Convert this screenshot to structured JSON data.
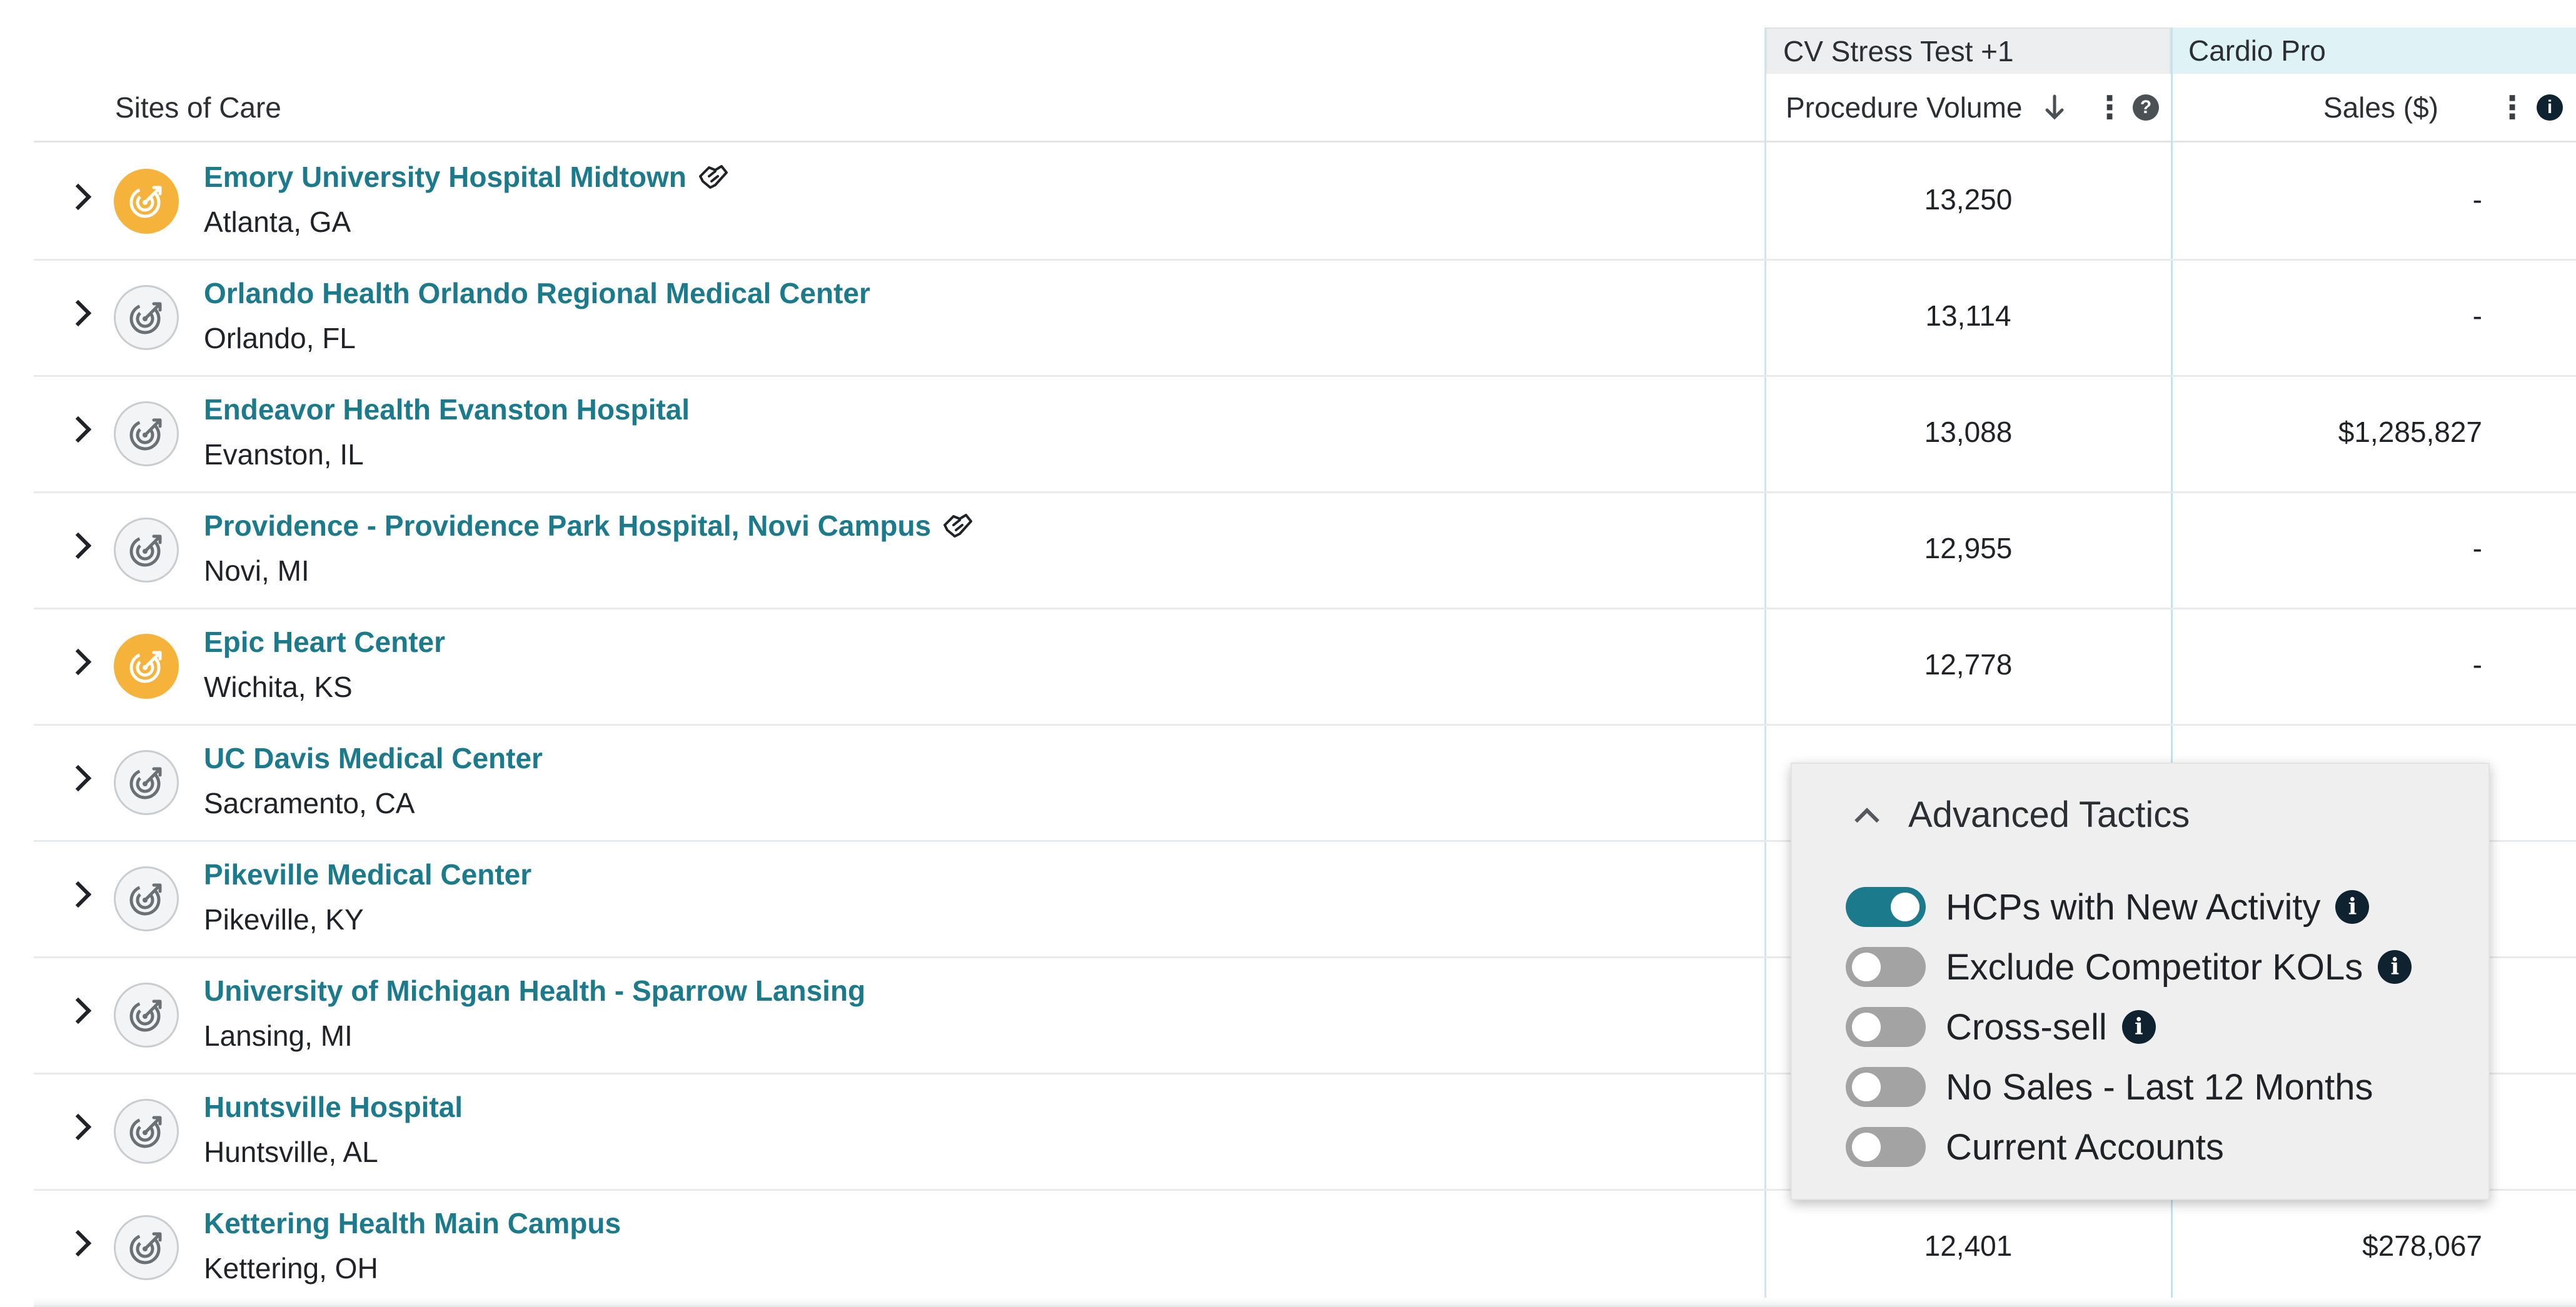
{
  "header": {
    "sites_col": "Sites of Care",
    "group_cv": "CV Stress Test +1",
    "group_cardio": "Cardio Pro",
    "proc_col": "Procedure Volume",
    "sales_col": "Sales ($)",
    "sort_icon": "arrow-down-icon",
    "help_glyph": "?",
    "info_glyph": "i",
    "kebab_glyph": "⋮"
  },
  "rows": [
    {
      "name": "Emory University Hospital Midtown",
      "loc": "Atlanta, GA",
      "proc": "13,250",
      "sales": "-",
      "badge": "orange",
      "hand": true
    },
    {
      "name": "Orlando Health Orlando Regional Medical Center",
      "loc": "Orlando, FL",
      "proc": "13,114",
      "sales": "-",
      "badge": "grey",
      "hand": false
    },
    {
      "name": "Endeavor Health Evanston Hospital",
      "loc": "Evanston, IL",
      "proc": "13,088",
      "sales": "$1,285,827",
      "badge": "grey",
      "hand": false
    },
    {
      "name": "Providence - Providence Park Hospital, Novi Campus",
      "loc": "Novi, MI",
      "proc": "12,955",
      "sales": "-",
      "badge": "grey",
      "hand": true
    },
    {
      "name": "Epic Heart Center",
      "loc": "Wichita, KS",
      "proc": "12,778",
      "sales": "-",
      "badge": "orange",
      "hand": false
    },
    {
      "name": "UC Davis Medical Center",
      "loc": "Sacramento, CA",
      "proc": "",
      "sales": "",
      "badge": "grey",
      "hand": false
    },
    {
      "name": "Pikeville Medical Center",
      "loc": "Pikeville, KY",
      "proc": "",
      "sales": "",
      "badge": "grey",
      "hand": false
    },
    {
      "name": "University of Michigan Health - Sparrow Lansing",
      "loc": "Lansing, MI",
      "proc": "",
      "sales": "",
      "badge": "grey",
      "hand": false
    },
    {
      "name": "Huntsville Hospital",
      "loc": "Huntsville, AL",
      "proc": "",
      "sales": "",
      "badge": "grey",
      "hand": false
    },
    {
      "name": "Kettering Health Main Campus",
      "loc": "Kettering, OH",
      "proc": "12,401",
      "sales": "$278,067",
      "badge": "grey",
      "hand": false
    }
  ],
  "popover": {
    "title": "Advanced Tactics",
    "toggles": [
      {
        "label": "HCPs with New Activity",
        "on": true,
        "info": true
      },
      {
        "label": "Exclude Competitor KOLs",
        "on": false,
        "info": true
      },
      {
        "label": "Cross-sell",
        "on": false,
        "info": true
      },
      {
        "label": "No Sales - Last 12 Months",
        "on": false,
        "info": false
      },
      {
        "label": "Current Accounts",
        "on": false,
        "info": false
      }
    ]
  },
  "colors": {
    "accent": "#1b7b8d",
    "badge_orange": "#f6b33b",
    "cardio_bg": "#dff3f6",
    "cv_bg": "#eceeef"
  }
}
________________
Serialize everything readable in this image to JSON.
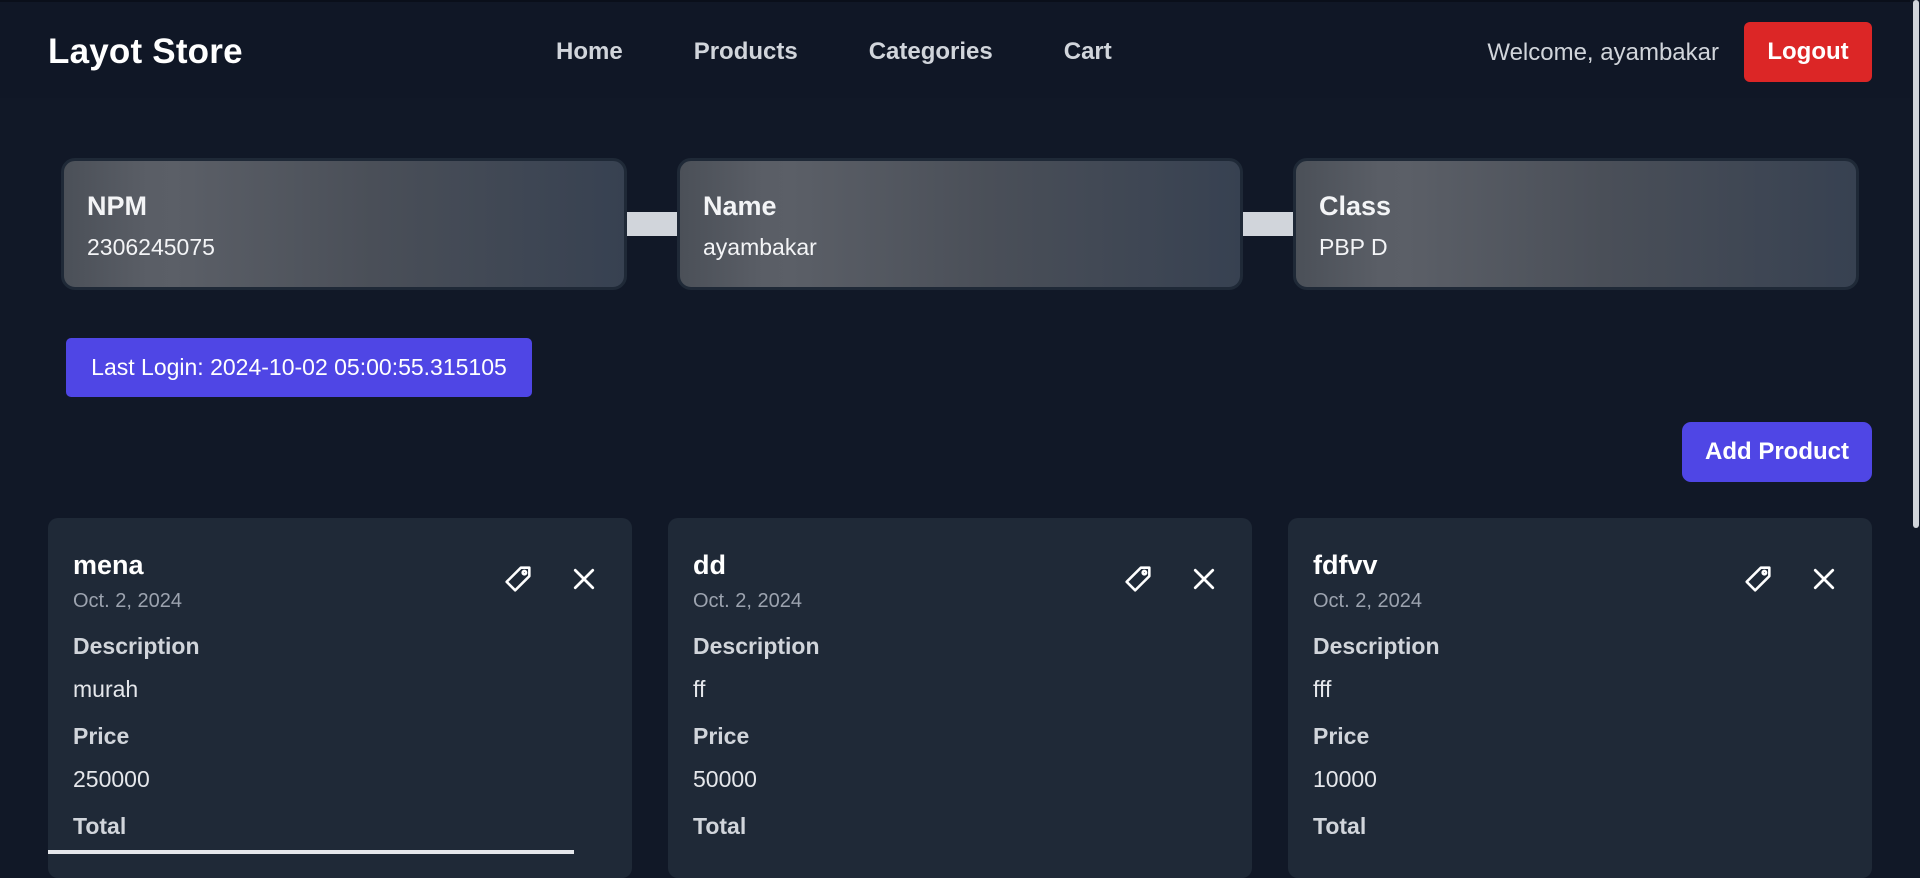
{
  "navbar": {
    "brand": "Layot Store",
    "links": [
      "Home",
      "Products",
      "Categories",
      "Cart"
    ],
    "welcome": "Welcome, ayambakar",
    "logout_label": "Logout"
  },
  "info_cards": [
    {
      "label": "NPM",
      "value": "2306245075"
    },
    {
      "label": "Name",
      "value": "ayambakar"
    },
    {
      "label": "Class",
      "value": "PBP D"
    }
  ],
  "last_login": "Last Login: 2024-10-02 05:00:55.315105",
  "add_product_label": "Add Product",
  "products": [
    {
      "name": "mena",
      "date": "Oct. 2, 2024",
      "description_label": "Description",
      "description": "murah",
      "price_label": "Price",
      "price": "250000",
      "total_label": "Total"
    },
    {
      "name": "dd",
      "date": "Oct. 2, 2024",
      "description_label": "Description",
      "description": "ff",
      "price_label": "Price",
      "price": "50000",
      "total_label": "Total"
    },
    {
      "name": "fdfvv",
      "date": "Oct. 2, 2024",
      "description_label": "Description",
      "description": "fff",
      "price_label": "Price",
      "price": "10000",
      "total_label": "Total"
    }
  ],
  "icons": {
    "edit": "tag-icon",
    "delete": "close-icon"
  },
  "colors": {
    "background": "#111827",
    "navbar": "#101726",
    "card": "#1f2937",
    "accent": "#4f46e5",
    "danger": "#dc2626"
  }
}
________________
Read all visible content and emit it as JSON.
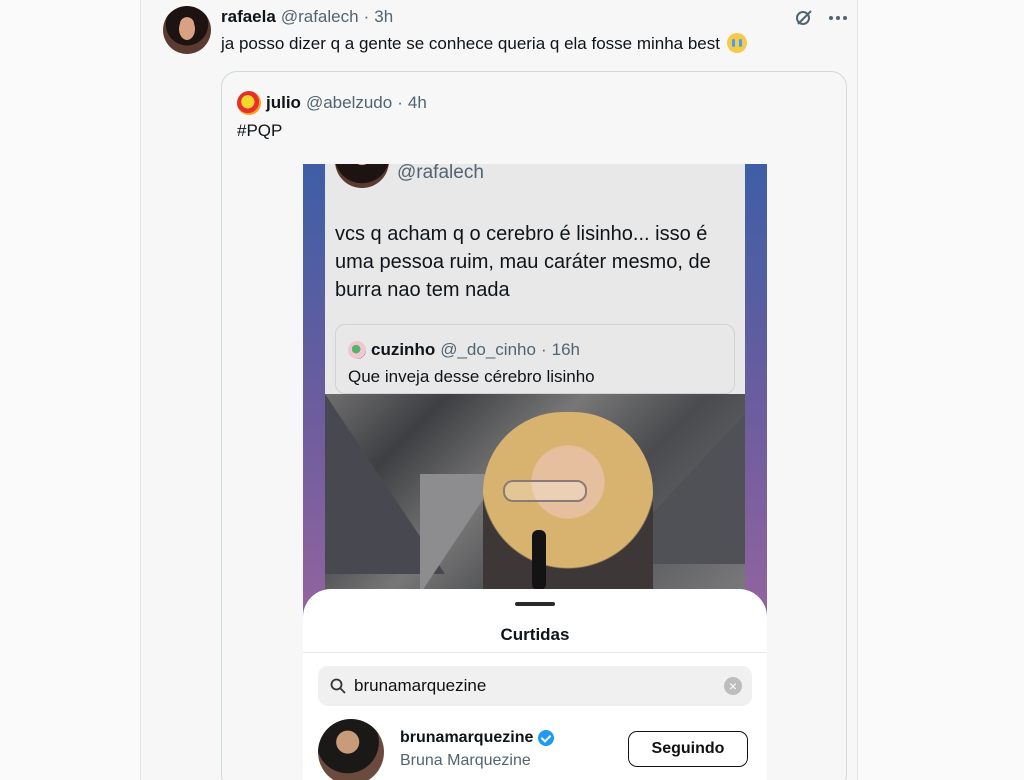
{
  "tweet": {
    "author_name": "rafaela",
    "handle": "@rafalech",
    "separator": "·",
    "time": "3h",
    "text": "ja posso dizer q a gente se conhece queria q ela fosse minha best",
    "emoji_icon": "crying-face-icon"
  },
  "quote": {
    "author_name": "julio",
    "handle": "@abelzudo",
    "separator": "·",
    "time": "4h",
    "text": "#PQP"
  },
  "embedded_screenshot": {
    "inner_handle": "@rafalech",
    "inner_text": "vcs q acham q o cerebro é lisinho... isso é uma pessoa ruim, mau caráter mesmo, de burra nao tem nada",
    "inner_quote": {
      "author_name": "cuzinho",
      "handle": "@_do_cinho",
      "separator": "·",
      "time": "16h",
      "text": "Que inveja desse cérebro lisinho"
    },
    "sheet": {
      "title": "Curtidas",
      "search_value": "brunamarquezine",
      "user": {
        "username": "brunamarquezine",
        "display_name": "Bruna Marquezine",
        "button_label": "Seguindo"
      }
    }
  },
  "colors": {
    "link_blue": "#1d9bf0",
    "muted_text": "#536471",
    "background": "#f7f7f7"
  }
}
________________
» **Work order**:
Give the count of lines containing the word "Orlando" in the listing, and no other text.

» **Output**:
2